After the announcements that Ch d'Yquem 2012 will not be bottled (and Pierre Lurton's beautiful oxymoron 'insufficient excellence'), followed by one from Ch Rieussec that 2012 was not a vintage year, the Sauternais felt very embarrassed. But were all the 2012 Sauternes so poor in quality?
In this harvest report, summarised below, Berenice Lurton, dynamic owner of Ch Climens, brings a different point of view. Climens used biodynamic practices, she maintains, to retain the purity, elegance and freshness of the wine and in 2012 this strategy was the cornerstone of the quality of her sweet wines.
There is no doubt that 2012 was very difficult for Sauternes. Spring suffered extremes in climate – hot and dry in March and wet in April and May, requiring work to be undertaken by hand (tractors are totally unstable in the sandy clay soils).
After the poor spring, biodynamics helped the vines withstand the violent climatic attacks. But with the thermal excesses in June (both hot and cold) downy mildew began spreading in the leaves. In July, the bunches were affected, parts of them turning black. Losses ran to 30%.
After hoping for a period without rain, winegrowers were granted their wish – two months without a drop of rain! The different biodynamic treatments helped limit the effect of the eggs laid by the grape moth – what Berenice Lurton described as 'nasty little gluttons' .
With dry conditions in August and September, botrytis kept its distance. On 23 September, the rains returned, with a 40mm downpour. But still botrytis did not come. In 2012 winegrowers fought against rain, but during the harvest there was no rain. The 2011 harvest ended on 28 September, while by this time in 2012 the harvest had not even started. Growers were hoping not to beat the 1978 record, when the harvest didn't start until the first day of November.
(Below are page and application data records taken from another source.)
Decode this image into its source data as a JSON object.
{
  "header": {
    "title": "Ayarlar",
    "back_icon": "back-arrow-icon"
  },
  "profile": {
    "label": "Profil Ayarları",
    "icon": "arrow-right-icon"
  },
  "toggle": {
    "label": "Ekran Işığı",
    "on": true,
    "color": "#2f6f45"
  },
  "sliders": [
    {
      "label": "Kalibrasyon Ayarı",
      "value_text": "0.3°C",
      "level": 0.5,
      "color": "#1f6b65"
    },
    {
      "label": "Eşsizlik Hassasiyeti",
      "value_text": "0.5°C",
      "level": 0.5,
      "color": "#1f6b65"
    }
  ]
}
At Climens, the harvest started on Monday 15 October under a beautiful sunny sky (see picture). But this was not a normal year, and the rain returned on Friday 19 October. The weather was better on Monday 22 October and the harvest could continue. On Sunday of this week, the wind was still present and the sun returned. The harvest was finished on 31 October with a yield of just 10 hl/ha.
How did biodynamics save the harvest?
The irregular climate of this 2012 vintage posed great problems for many winemakers. By using biodynamic tools, some growers gave the plants greater strength to fight off the downy mildew attacks without damaging the plants. It was by giving the plants strength, and not trying to fight off such attacks using artificial additions, that growers such as Lurton at Climens were able to give the berries that were saved the energy that allowed them to produce wines of good quality. That's the theory, anyway.
It is certain that 2012 will not be as good as 2008, 2009 and 2010. But nevertheless it was still possible, according to Lurton, to produce very fine Sauternes last year. The primeur tastings should be particularly revealing….
See also the official report on the 2012 harvest from Sauternes here.